What Is The Last Action Rule?
As the name implies, The Last Action Rule means that the last action by the U.S. Citizenship and Immigration Services will determine an aspiring American's immigration status. While the concept of The Last Action Rule may seem complex, it is actually quite simple.
The meaning of the last action rule's can be best explained through its application. Take this scenario:
You entered the United States with your F-1 Visa (non-immigrant student Visa) and later your employer decided to file for an H-1B (work permit) Visa. Your H-1B was approved and would take effect in 2 months (as seen on your notice of action/ Form I-797).
Naturally, you would think that you have to leave the U.S. and re-enter on or after 2 months for your H-1B status to take effect. But, this is wrong – the last action rule doesn’t operate this way.
In this scenario, the last action rule points that you do not have to leave and re-enter the U.S. on or after the day your H-1B status is set to take effect, because the last action taken by the Department of Homeland Security was approving your F-1 status.
Your I-94 (arrival/departure) controls your status inside the U.S. The approval of the H-1B won't begin for another 2 months, so it’s the “last action” that controls your status. Since you remain in valid F-1 status until the next action (activation of your H-1B in 2 months) takes place, you need not leave the US.
Last Action Rule In Multiple Status Change Applications
This can also cause sticky problems if there are two applications for a change of status pending at the same time. Suppose you are on a B-2 and before it expires, you file an extension. That extension remains pending. Then you are admitted to a school and file a change of status to F-1. Now you have two applications for a change of status pending.
You will need to ensure that the B-2 extension is approved to cover the time between the expiration of the first B-2 and the approval of your F-1. That way, you maintain status. If, however, the F-1 is approved first, then a subsequent B-2 extension approval will cause the F-1 to be lost!
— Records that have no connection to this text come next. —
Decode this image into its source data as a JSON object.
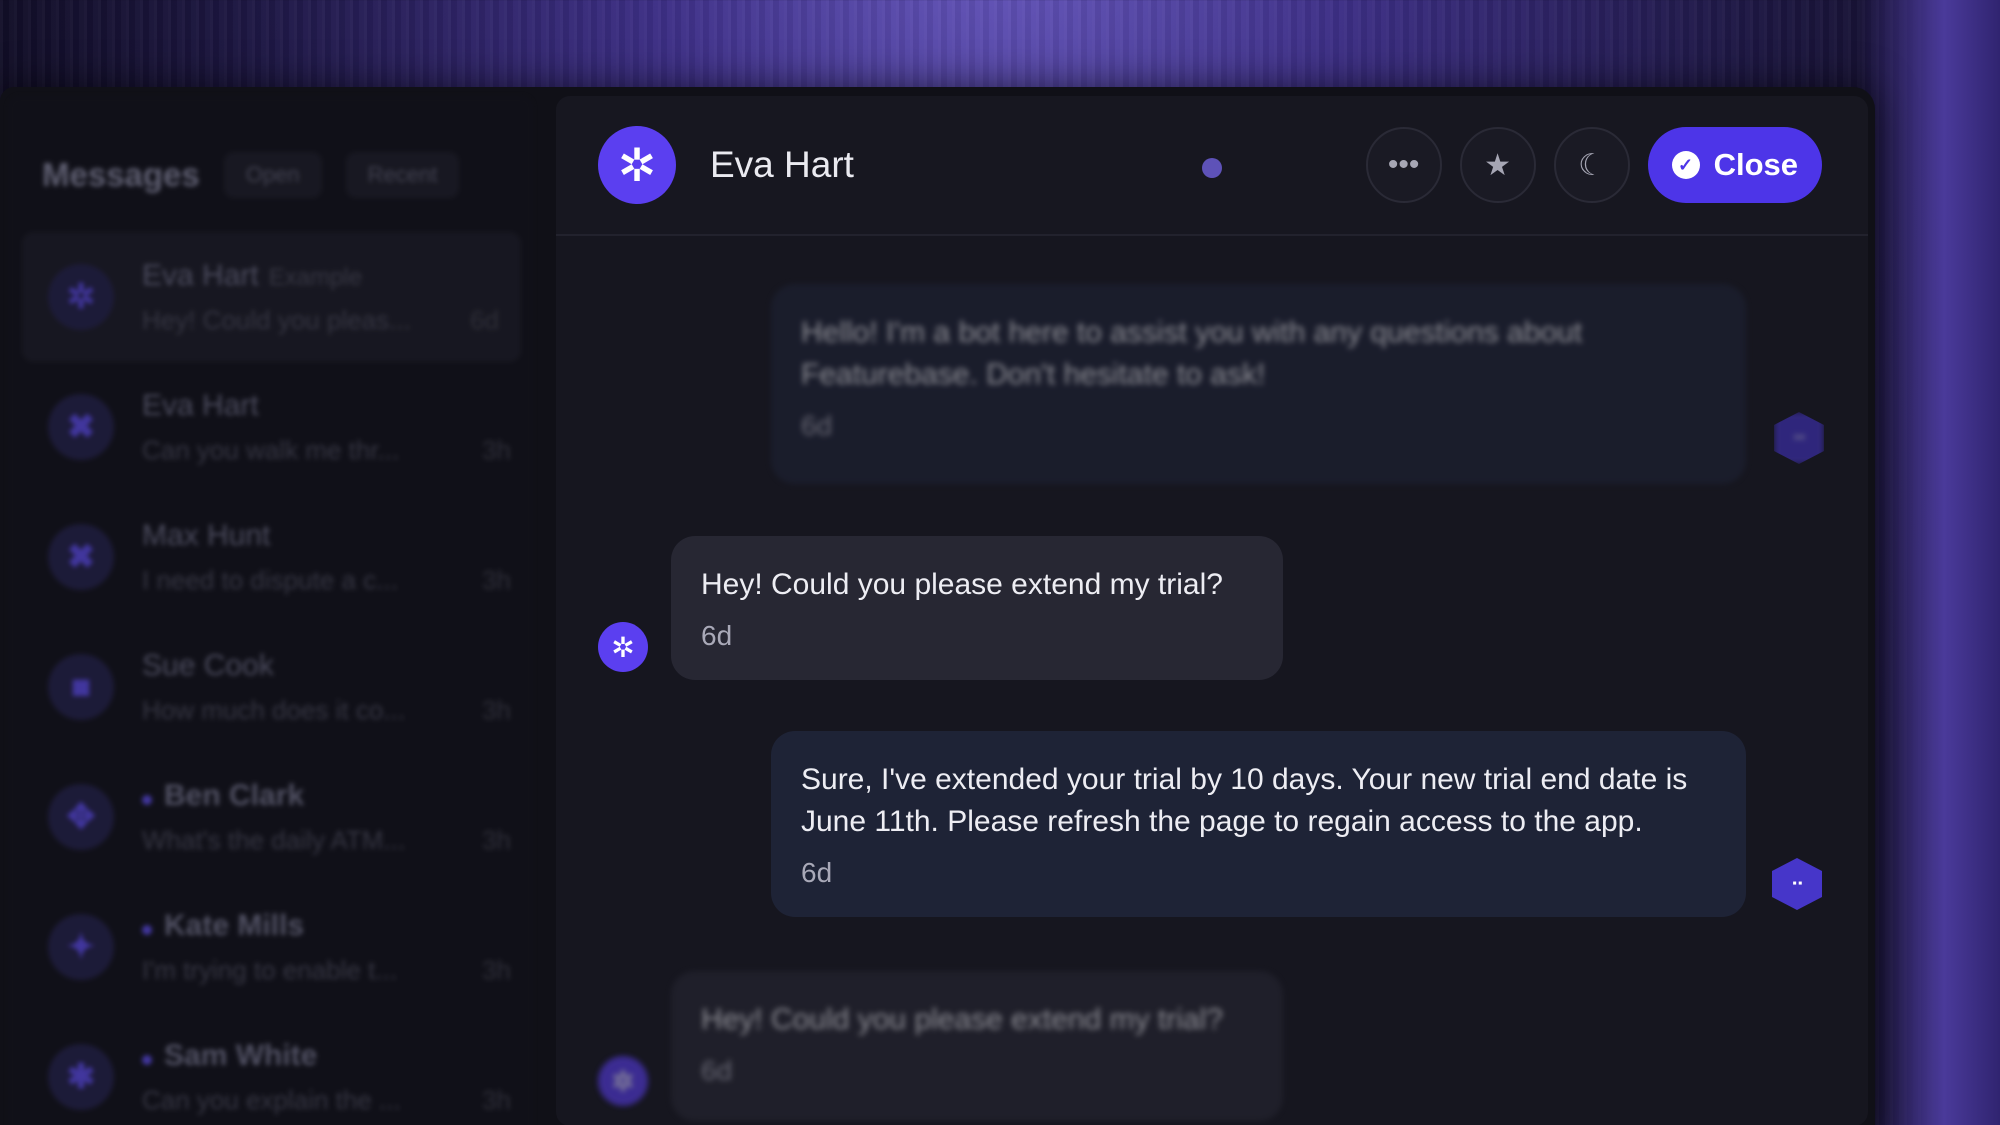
{
  "sidebar": {
    "title": "Messages",
    "filters": [
      "Open",
      "Recent"
    ],
    "conversations": [
      {
        "name": "Eva Hart",
        "tag": "Example",
        "preview": "Hey! Could you pleas...",
        "time": "6d",
        "unread": false,
        "icon": "gear-icon"
      },
      {
        "name": "Eva Hart",
        "tag": "",
        "preview": "Can you walk me thr...",
        "time": "3h",
        "unread": false,
        "icon": "x-shape-icon"
      },
      {
        "name": "Max Hunt",
        "tag": "",
        "preview": "I need to dispute a c...",
        "time": "3h",
        "unread": false,
        "icon": "x-shape-icon"
      },
      {
        "name": "Sue Cook",
        "tag": "",
        "preview": "How much does it co...",
        "time": "3h",
        "unread": false,
        "icon": "square-icon"
      },
      {
        "name": "Ben Clark",
        "tag": "",
        "preview": "What's the daily ATM...",
        "time": "3h",
        "unread": true,
        "icon": "move-icon"
      },
      {
        "name": "Kate Mills",
        "tag": "",
        "preview": "I'm trying to enable t...",
        "time": "3h",
        "unread": true,
        "icon": "sparkle-icon"
      },
      {
        "name": "Sam White",
        "tag": "",
        "preview": "Can you explain the ...",
        "time": "3h",
        "unread": true,
        "icon": "star-icon"
      }
    ]
  },
  "header": {
    "name": "Eva Hart",
    "actions": {
      "more": "more-icon",
      "star": "star-icon",
      "snooze": "moon-icon"
    },
    "close_label": "Close"
  },
  "messages": [
    {
      "from": "agent",
      "text": "Hello! I'm a bot here to assist you with any questions about Featurebase. Don't hesitate to ask!",
      "time": "6d"
    },
    {
      "from": "user",
      "text": "Hey! Could you please extend my trial?",
      "time": "6d"
    },
    {
      "from": "agent",
      "text": "Sure, I've extended your trial by 10 days. Your new trial end date is June 11th. Please refresh the page to regain access to the app.",
      "time": "6d"
    },
    {
      "from": "user",
      "text": "Hey! Could you please extend my trial?",
      "time": "6d"
    }
  ],
  "colors": {
    "accent": "#4d35e8",
    "avatar": "#5b3ff0",
    "agent_bubble": "#1e2336",
    "user_bubble": "#272733"
  }
}
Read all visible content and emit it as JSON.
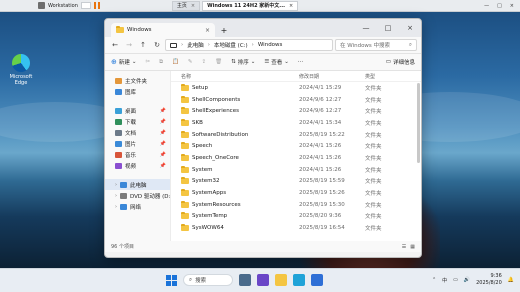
{
  "vmware": {
    "app_label": "Workstation",
    "tabs": [
      {
        "label": "主页",
        "active": false
      },
      {
        "label": "Windows 11 24H2 家新中文...",
        "active": true
      }
    ]
  },
  "desktop": {
    "icons": [
      {
        "label": "Microsoft Edge",
        "icon": "edge-icon"
      }
    ]
  },
  "explorer": {
    "tab_title": "Windows",
    "breadcrumb": [
      "此电脑",
      "本地磁盘 (C:)",
      "Windows"
    ],
    "search_placeholder": "在 Windows 中搜索",
    "toolbar": {
      "new_label": "新建",
      "sort_label": "排序",
      "view_label": "查看",
      "details_label": "详细信息"
    },
    "sidebar": [
      {
        "label": "主文件夹",
        "icon": "home-icon",
        "color": "#e4973a"
      },
      {
        "label": "图库",
        "icon": "gallery-icon",
        "color": "#3a87d8"
      },
      {
        "label": "桌面",
        "icon": "desktop-icon",
        "color": "#3aa0d8",
        "pinned": true
      },
      {
        "label": "下载",
        "icon": "download-icon",
        "color": "#2f8f5b",
        "pinned": true
      },
      {
        "label": "文档",
        "icon": "document-icon",
        "color": "#6c7a89",
        "pinned": true
      },
      {
        "label": "图片",
        "icon": "pictures-icon",
        "color": "#3a8ad8",
        "pinned": true
      },
      {
        "label": "音乐",
        "icon": "music-icon",
        "color": "#d8553a",
        "pinned": true
      },
      {
        "label": "视频",
        "icon": "video-icon",
        "color": "#8a4fd0",
        "pinned": true
      },
      {
        "label": "此电脑",
        "icon": "computer-icon",
        "color": "#3a87d8",
        "selected": true
      },
      {
        "label": "DVD 驱动器 (D:",
        "icon": "dvd-icon",
        "color": "#7b7b7b"
      },
      {
        "label": "网络",
        "icon": "network-icon",
        "color": "#3a87d8"
      }
    ],
    "columns": {
      "name": "名称",
      "date": "修改日期",
      "type": "类型"
    },
    "files": [
      {
        "name": "Setup",
        "date": "2024/4/1 15:29",
        "type": "文件夹"
      },
      {
        "name": "ShellComponents",
        "date": "2024/9/6 12:27",
        "type": "文件夹"
      },
      {
        "name": "ShellExperiences",
        "date": "2024/9/6 12:27",
        "type": "文件夹"
      },
      {
        "name": "SKB",
        "date": "2024/4/1 15:34",
        "type": "文件夹"
      },
      {
        "name": "SoftwareDistribution",
        "date": "2025/8/19 15:22",
        "type": "文件夹"
      },
      {
        "name": "Speech",
        "date": "2024/4/1 15:26",
        "type": "文件夹"
      },
      {
        "name": "Speech_OneCore",
        "date": "2024/4/1 15:26",
        "type": "文件夹"
      },
      {
        "name": "System",
        "date": "2024/4/1 15:26",
        "type": "文件夹"
      },
      {
        "name": "System32",
        "date": "2025/8/19 15:59",
        "type": "文件夹"
      },
      {
        "name": "SystemApps",
        "date": "2025/8/19 15:26",
        "type": "文件夹"
      },
      {
        "name": "SystemResources",
        "date": "2025/8/19 15:30",
        "type": "文件夹"
      },
      {
        "name": "SystemTemp",
        "date": "2025/8/20 9:36",
        "type": "文件夹"
      },
      {
        "name": "SysWOW64",
        "date": "2025/8/19 16:54",
        "type": "文件夹"
      }
    ],
    "status_text": "96 个项目"
  },
  "taskbar": {
    "search_label": "搜索",
    "time": "9:36",
    "date": "2025/8/20",
    "ime": "中"
  }
}
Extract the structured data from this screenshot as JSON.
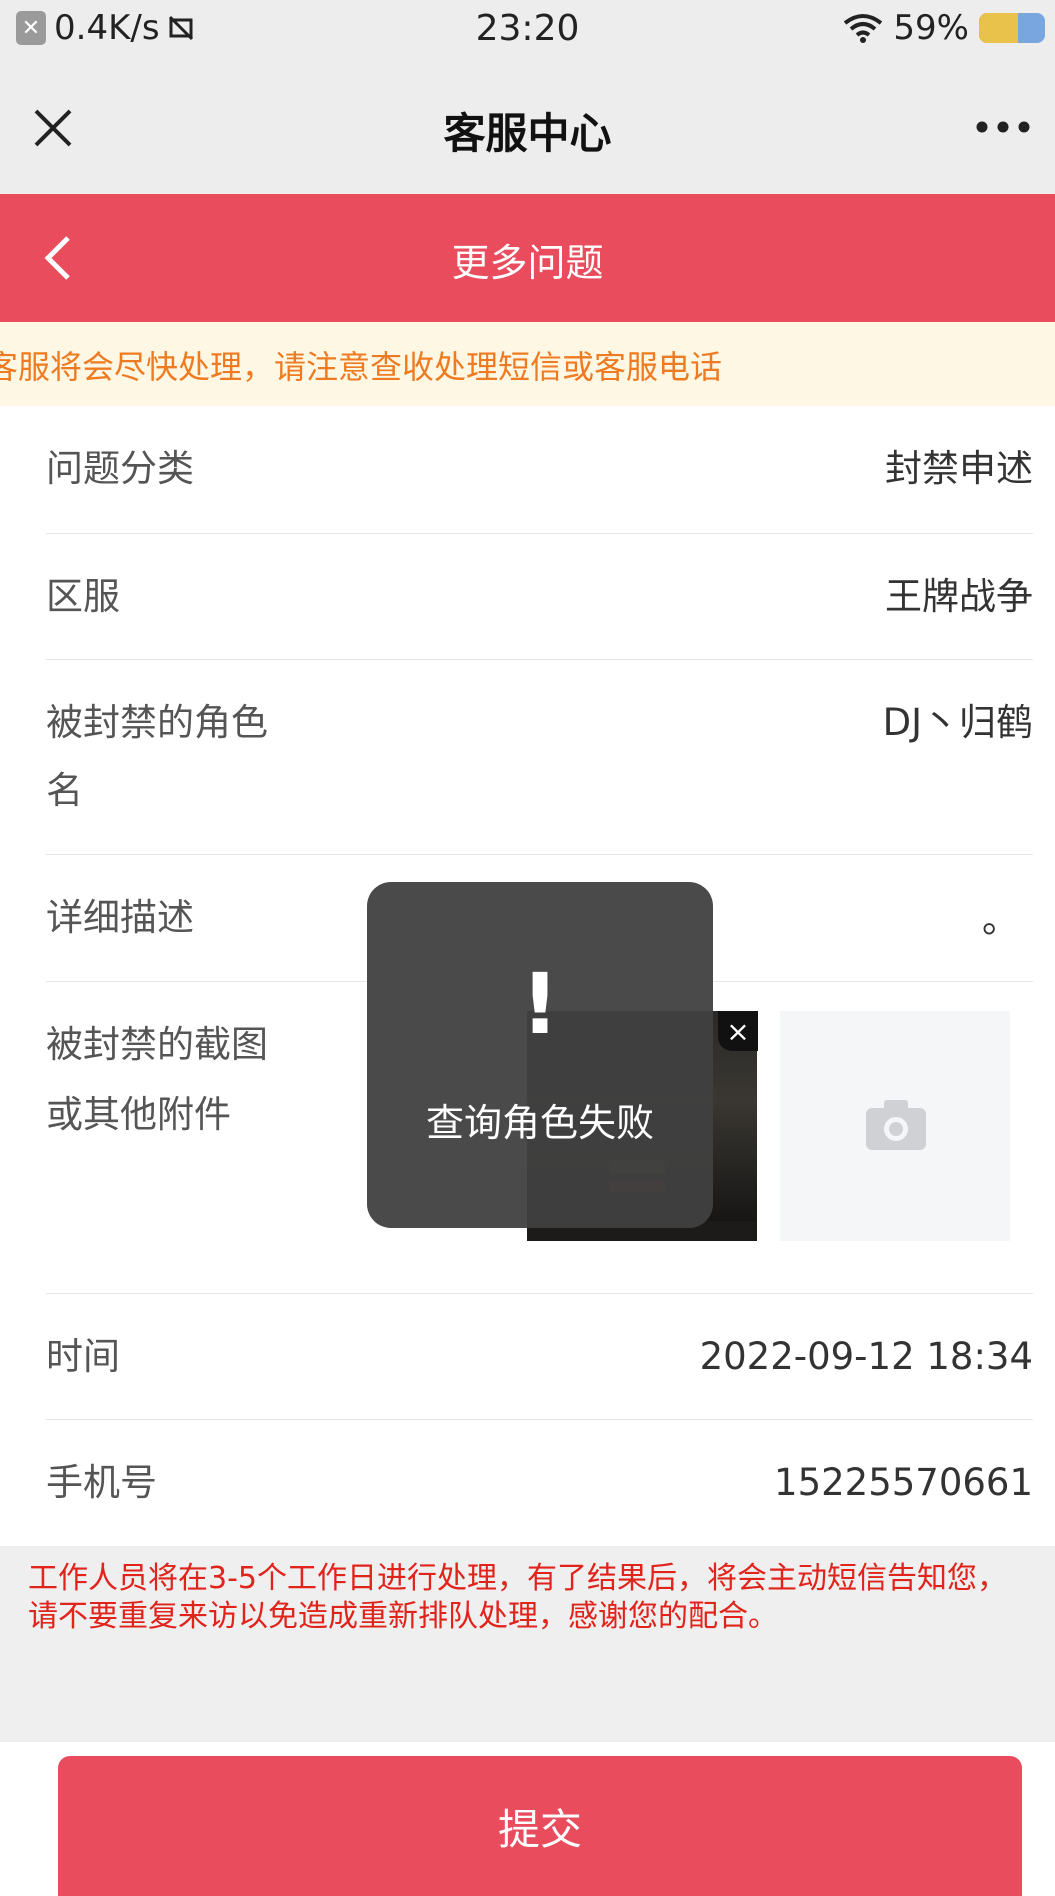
{
  "status_bar": {
    "speed": "0.4K/s",
    "time": "23:20",
    "battery": "59%",
    "battery_level": 0.59
  },
  "nav": {
    "title": "客服中心"
  },
  "header": {
    "title": "更多问题"
  },
  "notice": {
    "text": "客服将会尽快处理，请注意查收处理短信或客服电话"
  },
  "form": {
    "category": {
      "label": "问题分类",
      "value": "封禁申述"
    },
    "server": {
      "label": "区服",
      "value": "王牌战争"
    },
    "role": {
      "label_line1": "被封禁的角色",
      "label_line2": "名",
      "value": "DJ丶归鹤"
    },
    "description": {
      "label": "详细描述",
      "value": "。"
    },
    "attachment": {
      "label_line1": "被封禁的截图",
      "label_line2": "或其他附件"
    },
    "time": {
      "label": "时间",
      "value": "2022-09-12 18:34"
    },
    "phone": {
      "label": "手机号",
      "value": "15225570661"
    }
  },
  "toast": {
    "icon": "!",
    "message": "查询角色失败"
  },
  "warning": "工作人员将在3-5个工作日进行处理，有了结果后，将会主动短信告知您，请不要重复来访以免造成重新排队处理，感谢您的配合。",
  "submit_label": "提交",
  "icons": {
    "close": "close-icon",
    "more": "more-icon",
    "back": "back-icon",
    "camera": "camera-icon"
  },
  "colors": {
    "brand_red": "#e84c5d",
    "notice_orange": "#ee7b21",
    "warning_red": "#e0231b"
  }
}
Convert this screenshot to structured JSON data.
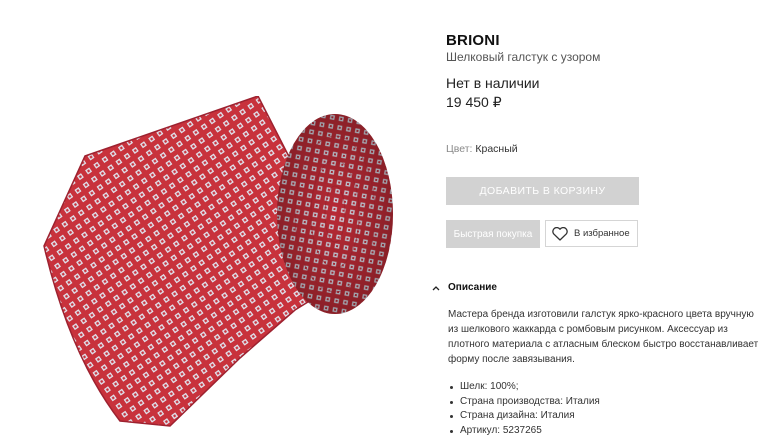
{
  "product": {
    "brand": "BRIONI",
    "name": "Шелковый галстук с узором",
    "availability": "Нет в наличии",
    "price": "19 450 ₽",
    "color_label": "Цвет:",
    "color_value": "Красный",
    "main_color": "#c8323c"
  },
  "actions": {
    "add_to_cart": "ДОБАВИТЬ В КОРЗИНУ",
    "quick_buy": "Быстрая покупка",
    "favorite": "В избранное"
  },
  "description": {
    "title": "Описание",
    "text": "Мастера бренда изготовили галстук ярко-красного цвета вручную из шелкового жаккарда с ромбовым рисунком. Аксессуар из плотного материала с атласным блеском быстро восстанавливает форму после завязывания.",
    "features": [
      "Шелк: 100%;",
      "Страна производства: Италия",
      "Страна дизайна: Италия",
      "Артикул: 5237265"
    ]
  }
}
This is because the “last action” taken would have been the B-2 extension, not the F-1 approval.
You must take great care to maintain your non-immigrant status. Failure to do so can result in falling out of status, which (these days) may mean a nasty surprise in the mail: a Notice to Appear for a deportation hearing.
Still Unsure? Contact Us!
After getting your H-1B approved, all you have to do is relax, and when it's time, your previous F-1 status would change to your new H1-B status. With this, you should be able to rest easy, should you find yourself in this situation.
That being said, situations differ, and you may find yourself in a completely different scenario than the ones painted above. When this happens, call us! Let us use our decades of experience to fight for you. Avoid wasting time, money, and save yourself the headache.
We will provide you guidance, and answers to questions you have about your case, and the last action rule.